    burnout - everyone hits that wall at somepoint... the balance between it all is challenging!

    Good luck, and also, don't overlook just flat out rest. Take an entire week off from the gym the hamster miles and what not... give your body a rest, time to repair and recover. Its always amazing how much it can help!

    ReplyDelete
  4. JoeDell7:35 AM

    #1, living in a van, down by the river is not so bad.

    #2, ride almost every day? you will eventually need a break from it.

    #3, things go good in threes

    ReplyDelete
  5. Take a break from riding? Who are these people? ;)

    What you need to do is get yourself a totally different type of bike and just go out and have fun.

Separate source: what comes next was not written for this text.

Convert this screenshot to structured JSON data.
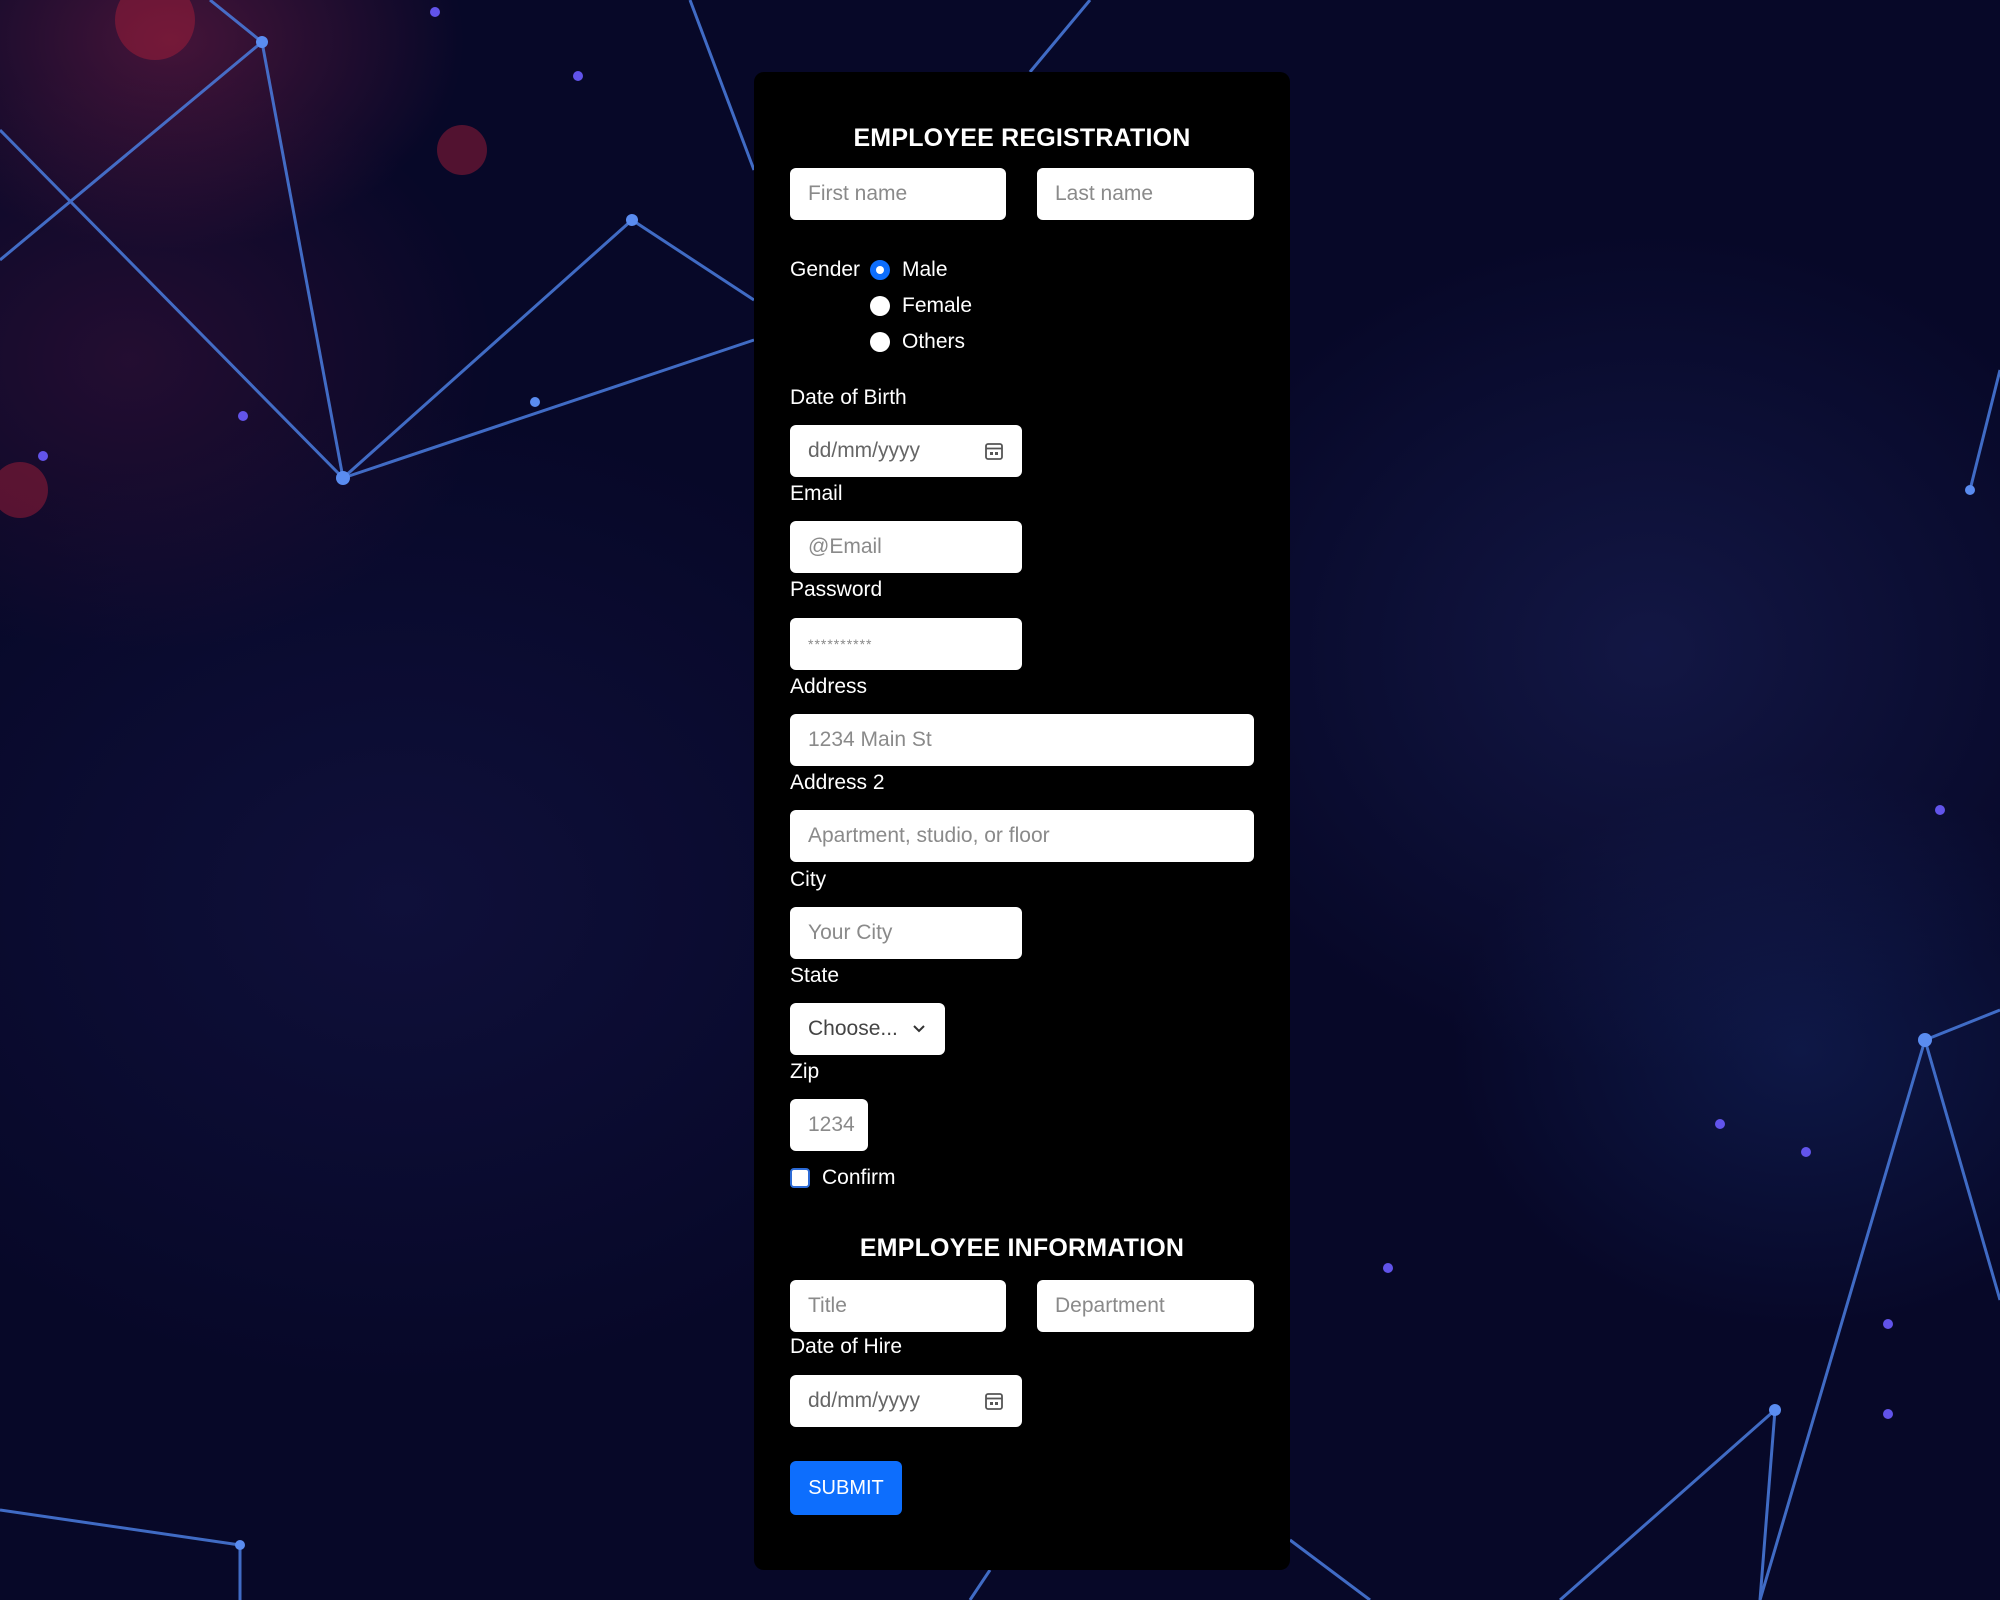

No cyclometer allowed. Get a fixie and practice trackstanding. Go BMX and hop around. Get a dang unicycle. But stop riding? That's just crazy-talk!

    Peace!

    ReplyDelete
  6. I'd have to disagree with Nathan, sorry dude! Whenever I have a lack of motivation, I can usually trace it to burnout. Give yourself permission to take some time off.

    ReplyDelete
  7. i commute everyday, on a bike, and find myself taking the weekend off - or i get busy and don't get out for the ride...

    missin an opportunity every now and then keeps it fresh...

    taking time off makes it totally real...

    ReplyDelete
  8. To me, the worst of all weather conditions for outdoor exercising is wind. My motivation drops to the negative figures when it's windy. Theoretically, a windy day with a warmish temperature should still be preferable than mid-winter bone-chilling cold. Theoretically, a snoy or a rainy day should be tougher. But my body doesn't see it that way. give yourself a break. Take a wind day.

    ReplyDelete
  9. Nothing wrong with a breather! Remember, for you cycling is supposed to be oplaytime. If ya get too serious, you will lose what you love about cycling. It's the journey, not the destination, so yes, you have time to take some out of the saddle time to regenerate mentally!

    ReplyDelete
  10. days off can be as important as days on....
    but
    there are times when you need to just ride through it
    get on the bike

    there are always excuses not to ride

    it is tough to block them out
    but
    you need to block out the excuses and ride

    that said...

    it is like 75 degrees out today
    zero humitity
    no bugs
    and well
    I am at work

    ReplyDelete
  11. I swam as my cross training this winter instead of spending my time on the rollers. I rode all winter last year, and by the time the August races came around, I was so burned out I didn't bother training for them and performed fairly poorly.

    You're not paid to ride, and if it isn't fun, don't do it. Come back in a few weeks when it IS fun. Even cycling has to be done in moderation.

    ReplyDelete
  12. Ok --

    Jill -- just don't ride -- ya got ten people all to say - "heck -- take a nap -- sit on your tush or taking some time off is okay". I am with Nathan. Ride. Ride anything. Tour out for lunch.

    I haven't felt much like riding since the 110k on Saturday. But today, despite all the pressure to do other stuff, I went out for a short ride. It felt pretty good. Tomorrow maybe I'll ride to work.

    ReplyDelete
  13. Last spring I put in about 4000 mile son my road bike preparing for a three month long tour. Medical reasons prevented me from finishing, and when I got back my desire to ride was gone. Partially from the diappointment, but also from riding non stop because I knew I needed to all spring. I didn't ride more than half a dozen time the entire rest of the spring and fall. I ran and hiked and stuff, but I just needed a mental break from biking. The same thing happened to me with running after I had trained for three months for a race. Running, which is one of my fave activities, just stopped being fun right near the race, and afterwards I just needed a break from it. When you atart training for something, it tends to become what you have to to do prepare, not what you want to do. In a lot of cases they are one in the same, but the fact that you have to do it, is still there even if you want to also. Letting your mind take a break for a little while, and focusing on something else, might help you get back into it with excitement.

    ReplyDelete